BRIEF: A faithful, complete copy of the entries is the sole expected answer.

SUPPLIED ENTRIES:

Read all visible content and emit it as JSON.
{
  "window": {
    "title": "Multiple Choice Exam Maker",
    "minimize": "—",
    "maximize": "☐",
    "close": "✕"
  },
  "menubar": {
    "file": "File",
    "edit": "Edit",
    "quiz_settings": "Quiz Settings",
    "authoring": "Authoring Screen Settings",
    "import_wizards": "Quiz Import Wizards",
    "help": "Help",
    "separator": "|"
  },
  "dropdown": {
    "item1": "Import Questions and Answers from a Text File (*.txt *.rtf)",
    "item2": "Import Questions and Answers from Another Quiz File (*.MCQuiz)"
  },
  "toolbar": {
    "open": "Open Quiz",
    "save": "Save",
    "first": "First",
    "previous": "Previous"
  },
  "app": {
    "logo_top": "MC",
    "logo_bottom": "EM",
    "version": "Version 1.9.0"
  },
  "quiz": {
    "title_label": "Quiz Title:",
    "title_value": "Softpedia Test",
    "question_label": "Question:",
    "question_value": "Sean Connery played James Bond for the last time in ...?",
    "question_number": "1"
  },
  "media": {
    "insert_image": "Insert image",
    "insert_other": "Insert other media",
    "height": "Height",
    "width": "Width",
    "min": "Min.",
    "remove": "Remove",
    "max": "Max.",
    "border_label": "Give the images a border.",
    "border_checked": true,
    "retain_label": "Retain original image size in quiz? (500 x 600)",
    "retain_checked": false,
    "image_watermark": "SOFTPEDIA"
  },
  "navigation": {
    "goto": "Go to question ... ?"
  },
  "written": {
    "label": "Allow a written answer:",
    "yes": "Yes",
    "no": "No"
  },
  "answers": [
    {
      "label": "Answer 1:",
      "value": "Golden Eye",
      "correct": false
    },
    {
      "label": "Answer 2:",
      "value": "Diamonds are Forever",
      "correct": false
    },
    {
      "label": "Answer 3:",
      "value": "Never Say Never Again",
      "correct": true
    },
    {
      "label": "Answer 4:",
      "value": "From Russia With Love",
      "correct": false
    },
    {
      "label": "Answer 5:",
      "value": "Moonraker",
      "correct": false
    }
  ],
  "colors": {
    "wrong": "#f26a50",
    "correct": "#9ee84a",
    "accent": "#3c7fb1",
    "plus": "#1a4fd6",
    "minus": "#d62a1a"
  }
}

YOUR SOLUTION:
Read all visible content and emit it as JSON.
{
  "window": {
    "title": "Multiple Choice Exam Maker",
    "minimize": "—",
    "maximize": "☐",
    "close": "✕"
  },
  "menubar": {
    "file": "File",
    "edit": "Edit",
    "quiz_settings": "Quiz Settings",
    "authoring": "Authoring Screen Settings",
    "import_wizards": "Quiz Import Wizards",
    "help": "Help",
    "separator": "|"
  },
  "dropdown": {
    "item1": "Import Questions and Answers from a Text File (*.txt *.rtf)",
    "item2": "Import Questions and Answers from Another Quiz File (*.MCQuiz)"
  },
  "toolbar": {
    "open": "Open Quiz",
    "save": "Save",
    "first": "First",
    "previous": "Previous"
  },
  "app": {
    "logo_top": "MC",
    "logo_bottom": "EM",
    "version": "Version 1.9.0"
  },
  "quiz": {
    "title_label": "Quiz Title:",
    "title_value": "Softpedia Test",
    "question_label": "Question:",
    "question_value": "Sean Connery played James Bond for the last time in ...?",
    "question_number": "1"
  },
  "media": {
    "insert_image": "Insert image",
    "insert_other": "Insert other media",
    "height": "Height",
    "width": "Width",
    "min": "Min.",
    "remove": "Remove",
    "max": "Max.",
    "border_label": "Give the images a border.",
    "border_checked": true,
    "retain_label": "Retain original image size in quiz? (500 x 600)",
    "retain_checked": false,
    "image_watermark": "SOFTPEDIA"
  },
  "navigation": {
    "goto": "Go to question ... ?"
  },
  "written": {
    "label": "Allow a written answer:",
    "yes": "Yes",
    "no": "No"
  },
  "answers": [
    {
      "label": "Answer 1:",
      "value": "Golden Eye",
      "correct": false
    },
    {
      "label": "Answer 2:",
      "value": "Diamonds are Forever",
      "correct": false
    },
    {
      "label": "Answer 3:",
      "value": "Never Say Never Again",
      "correct": true
    },
    {
      "label": "Answer 4:",
      "value": "From Russia With Love",
      "correct": false
    },
    {
      "label": "Answer 5:",
      "value": "Moonraker",
      "correct": false
    }
  ],
  "colors": {
    "wrong": "#f26a50",
    "correct": "#9ee84a",
    "accent": "#3c7fb1",
    "plus": "#1a4fd6",
    "minus": "#d62a1a"
  }
}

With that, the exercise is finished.